Before working to protect human health and the environment, EPA scientists Swinburne A. J. (Jason) Augustine, Ph.D. and Heriberto Cabezas, Ph.D. worked to protect our country while serving in the U.S. Military. Both scientists recently shared some thoughts about their work for our “EPA Researchers@Work” website, and we are highlighting those interviews on Veterans Day, 2012 as part of our efforts to thank Veterans everywhere for their service.

Dr. Jason Augustine at Work Scientist at Work: Interview with A.J. (Jason) Augustine, Ph.D.
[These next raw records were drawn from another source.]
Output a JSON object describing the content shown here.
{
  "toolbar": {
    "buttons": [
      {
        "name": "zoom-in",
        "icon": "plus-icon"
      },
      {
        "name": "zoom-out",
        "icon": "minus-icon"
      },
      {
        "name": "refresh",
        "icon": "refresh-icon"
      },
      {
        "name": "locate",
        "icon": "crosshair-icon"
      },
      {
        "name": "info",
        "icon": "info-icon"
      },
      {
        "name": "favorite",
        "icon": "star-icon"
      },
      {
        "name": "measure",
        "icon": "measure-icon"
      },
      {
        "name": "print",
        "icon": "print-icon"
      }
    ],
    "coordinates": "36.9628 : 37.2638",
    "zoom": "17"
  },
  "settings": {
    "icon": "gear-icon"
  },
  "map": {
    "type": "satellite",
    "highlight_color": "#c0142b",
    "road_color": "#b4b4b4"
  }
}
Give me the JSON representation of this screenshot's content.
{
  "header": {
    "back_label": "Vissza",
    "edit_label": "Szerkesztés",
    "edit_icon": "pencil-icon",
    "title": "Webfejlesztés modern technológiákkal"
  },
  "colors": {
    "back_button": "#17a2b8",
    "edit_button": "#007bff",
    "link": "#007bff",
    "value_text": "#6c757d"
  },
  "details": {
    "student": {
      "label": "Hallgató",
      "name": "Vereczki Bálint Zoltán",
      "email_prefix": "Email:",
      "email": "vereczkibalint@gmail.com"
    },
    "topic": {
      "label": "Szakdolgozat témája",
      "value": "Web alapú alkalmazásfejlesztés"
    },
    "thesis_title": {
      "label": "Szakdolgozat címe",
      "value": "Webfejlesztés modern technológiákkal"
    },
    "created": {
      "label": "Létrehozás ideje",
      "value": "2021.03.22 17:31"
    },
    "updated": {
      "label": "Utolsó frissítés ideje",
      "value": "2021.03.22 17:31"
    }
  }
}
Dr. Swinburne A. J. Augustine (Jason), Ph.D. is an EPA Research Microbiologist/Immunologist. His research is aimed at developing and applying rapid, cost-effective and multiplexed immunoassays to determine and/or measure human exposures to environmental pathogens using antibodies in human saliva as biomarkers of exposure. He is a member of the American Association of Immunologists and the American Society for Microbiology. Dr. Augustine also served in the U.S. Army.

How does your science matter?

Every day, we are exposed to a myriad of harmful environmental (airborne, food-borne, and waterborne) organisms. Sometimes they make us sick but more often than not, our immune system protects us from these pathogens. My research uses antibodies in human saliva to measure levels of exposure to environmental pathogens. Epidemiologists use this data to determine if the levels of exposure are high enough to be harmful to humans. This information helps inform Agency decisions on what measures should be taken to protect human health. My research partners and I are analyzing multiple pathogens simultaneously, which saves EPA time and money.

Click here to read the whole interview.

EPA's Dr. CabezasScientist at Work: Interview with Dr. Heriberto Cabezas, Ph.D.

Dr. Heriberto Cabezas, Ph.D. is currently the Senior Science Advisor to the Sustainable Technology Division in EPA’s National Risk Management Research Lab, where he works to advance the scientific understanding, development, and application of science and technologies to address a variety of areas related to sustainability. He was formerly an Acting Director of the Division, and Chief of the Sustainable Environments Branch.

How does your science matter?

My work focuses on preventing environmental problems from happening in the first place. I mostly work on designing processes that have the smallest environmental footprint.

More recently, I have been working on sustainability. We have to ask ourselves, “How can we successfully manage the environment so that we avoid environmental problems in the long term?” The kinds of things that my coworkers and I do matter because it’s the best way to protect the environment and human health: being proactive. We’re not trying to fix a problem after it has already occurred, but trying to see if we can prevent the problems from occurring in the first place. I think that is important.

Click here to read the whole interview.

Editor's Note: The opinions expressed here are those of the author. They do not reflect EPA policy, endorsement, or action.

Please share this post. However, please don't change the title or the content. If you do make changes, don't attribute the edited title or content to EPA or the author.